# Work to be completed
All entries should be printed precisely as written.

# Supplied data
......

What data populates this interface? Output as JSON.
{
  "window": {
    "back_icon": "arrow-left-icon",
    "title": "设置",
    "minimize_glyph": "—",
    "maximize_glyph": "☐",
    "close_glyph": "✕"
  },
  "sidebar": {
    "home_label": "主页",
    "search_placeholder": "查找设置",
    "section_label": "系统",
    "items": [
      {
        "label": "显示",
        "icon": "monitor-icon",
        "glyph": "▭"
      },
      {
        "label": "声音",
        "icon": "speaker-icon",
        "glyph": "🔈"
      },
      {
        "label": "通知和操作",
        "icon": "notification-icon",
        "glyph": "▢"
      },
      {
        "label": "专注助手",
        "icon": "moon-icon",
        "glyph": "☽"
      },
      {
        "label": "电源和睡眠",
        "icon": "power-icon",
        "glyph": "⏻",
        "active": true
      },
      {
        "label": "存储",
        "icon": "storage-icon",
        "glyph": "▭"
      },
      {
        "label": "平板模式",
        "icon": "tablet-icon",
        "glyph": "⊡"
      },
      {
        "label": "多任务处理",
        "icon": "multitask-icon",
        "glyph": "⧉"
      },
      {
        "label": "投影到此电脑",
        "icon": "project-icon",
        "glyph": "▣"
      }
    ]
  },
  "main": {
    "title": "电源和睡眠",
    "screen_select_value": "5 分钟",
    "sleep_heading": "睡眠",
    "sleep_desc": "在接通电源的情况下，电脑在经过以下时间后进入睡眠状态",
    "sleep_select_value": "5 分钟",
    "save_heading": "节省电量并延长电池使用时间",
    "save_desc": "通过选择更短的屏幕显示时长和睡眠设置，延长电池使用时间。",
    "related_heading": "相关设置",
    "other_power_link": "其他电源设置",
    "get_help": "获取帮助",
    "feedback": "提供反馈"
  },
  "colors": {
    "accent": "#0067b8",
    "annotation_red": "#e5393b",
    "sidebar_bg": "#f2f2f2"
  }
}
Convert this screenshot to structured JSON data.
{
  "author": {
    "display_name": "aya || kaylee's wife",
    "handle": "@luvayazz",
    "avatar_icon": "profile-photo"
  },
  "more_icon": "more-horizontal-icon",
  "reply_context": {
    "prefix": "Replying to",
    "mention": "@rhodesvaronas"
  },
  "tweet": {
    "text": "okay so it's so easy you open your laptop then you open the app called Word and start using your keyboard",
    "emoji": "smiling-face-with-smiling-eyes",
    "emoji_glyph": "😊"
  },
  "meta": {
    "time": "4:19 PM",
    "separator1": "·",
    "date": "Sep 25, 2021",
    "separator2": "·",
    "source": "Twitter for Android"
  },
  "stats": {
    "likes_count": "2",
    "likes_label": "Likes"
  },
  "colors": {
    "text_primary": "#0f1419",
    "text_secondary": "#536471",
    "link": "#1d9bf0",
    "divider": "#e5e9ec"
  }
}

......

# Solution
What data populates this interface? Output as JSON.
{
  "window": {
    "back_icon": "arrow-left-icon",
    "title": "设置",
    "minimize_glyph": "—",
    "maximize_glyph": "☐",
    "close_glyph": "✕"
  },
  "sidebar": {
    "home_label": "主页",
    "search_placeholder": "查找设置",
    "section_label": "系统",
    "items": [
      {
        "label": "显示",
        "icon": "monitor-icon",
        "glyph": "▭"
      },
      {
        "label": "声音",
        "icon": "speaker-icon",
        "glyph": "🔈"
      },
      {
        "label": "通知和操作",
        "icon": "notification-icon",
        "glyph": "▢"
      },
      {
        "label": "专注助手",
        "icon": "moon-icon",
        "glyph": "☽"
      },
      {
        "label": "电源和睡眠",
        "icon": "power-icon",
        "glyph": "⏻",
        "active": true
      },
      {
        "label": "存储",
        "icon": "storage-icon",
        "glyph": "▭"
      },
      {
        "label": "平板模式",
        "icon": "tablet-icon",
        "glyph": "⊡"
      },
      {
        "label": "多任务处理",
        "icon": "multitask-icon",
        "glyph": "⧉"
      },
      {
        "label": "投影到此电脑",
        "icon": "project-icon",
        "glyph": "▣"
      }
    ]
  },
  "main": {
    "title": "电源和睡眠",
    "screen_select_value": "5 分钟",
    "sleep_heading": "睡眠",
    "sleep_desc": "在接通电源的情况下，电脑在经过以下时间后进入睡眠状态",
    "sleep_select_value": "5 分钟",
    "save_heading": "节省电量并延长电池使用时间",
    "save_desc": "通过选择更短的屏幕显示时长和睡眠设置，延长电池使用时间。",
    "related_heading": "相关设置",
    "other_power_link": "其他电源设置",
    "get_help": "获取帮助",
    "feedback": "提供反馈"
  },
  "colors": {
    "accent": "#0067b8",
    "annotation_red": "#e5393b",
    "sidebar_bg": "#f2f2f2"
  }
}
Convert this screenshot to structured JSON data.
{
  "author": {
    "display_name": "aya || kaylee's wife",
    "handle": "@luvayazz",
    "avatar_icon": "profile-photo"
  },
  "more_icon": "more-horizontal-icon",
  "reply_context": {
    "prefix": "Replying to",
    "mention": "@rhodesvaronas"
  },
  "tweet": {
    "text": "okay so it's so easy you open your laptop then you open the app called Word and start using your keyboard",
    "emoji": "smiling-face-with-smiling-eyes",
    "emoji_glyph": "😊"
  },
  "meta": {
    "time": "4:19 PM",
    "separator1": "·",
    "date": "Sep 25, 2021",
    "separator2": "·",
    "source": "Twitter for Android"
  },
  "stats": {
    "likes_count": "2",
    "likes_label": "Likes"
  },
  "colors": {
    "text_primary": "#0f1419",
    "text_secondary": "#536471",
    "link": "#1d9bf0",
    "divider": "#e5e9ec"
  }
}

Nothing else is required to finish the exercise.